Q: Please help me win a bet. I’ve always believed that it’s wrong to end a sentence with a preposition. My boyfriend strongly disagrees. Which one of us is right?
A: I hope this isn’t something that you’ve bet a lot of money on. As I say in my grammar book Woe Is I, there’s no legitimate rule against ending a sentence with a preposition.
This isn’t a newfangled idea of mine, either. Eighty years ago, H.W. Fowler, in A Dictionary of Modern English Usage, included the preposition taboo among his Superstitions and Fetishes.
The 17th-century poet John Dryden concocted this so-called rule, apparently to make English act more like Latin, according to a Usage Note in The Random House Dictionary of the English Language. But we can blame Robert Lowth, an 18th-century clergyman and Latin scholar, for popularizing it.
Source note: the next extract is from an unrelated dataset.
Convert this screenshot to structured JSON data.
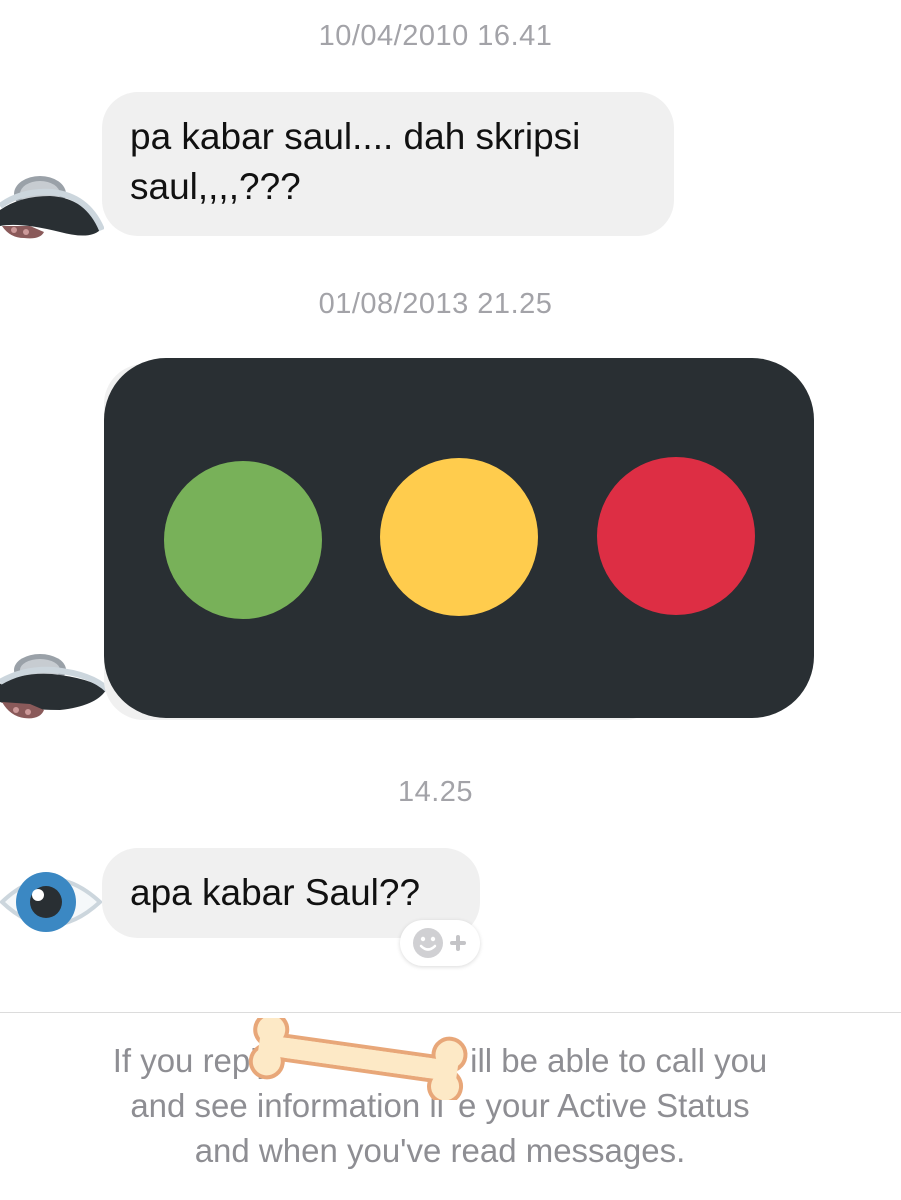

The prohibition caught on, perhaps because of its simple-mindedness, even though great literature from Chaucer to Shakespeare to Milton is full of sentences ending in prepositions (positioning words like “at,” “on,” “over,” “up,” and so on).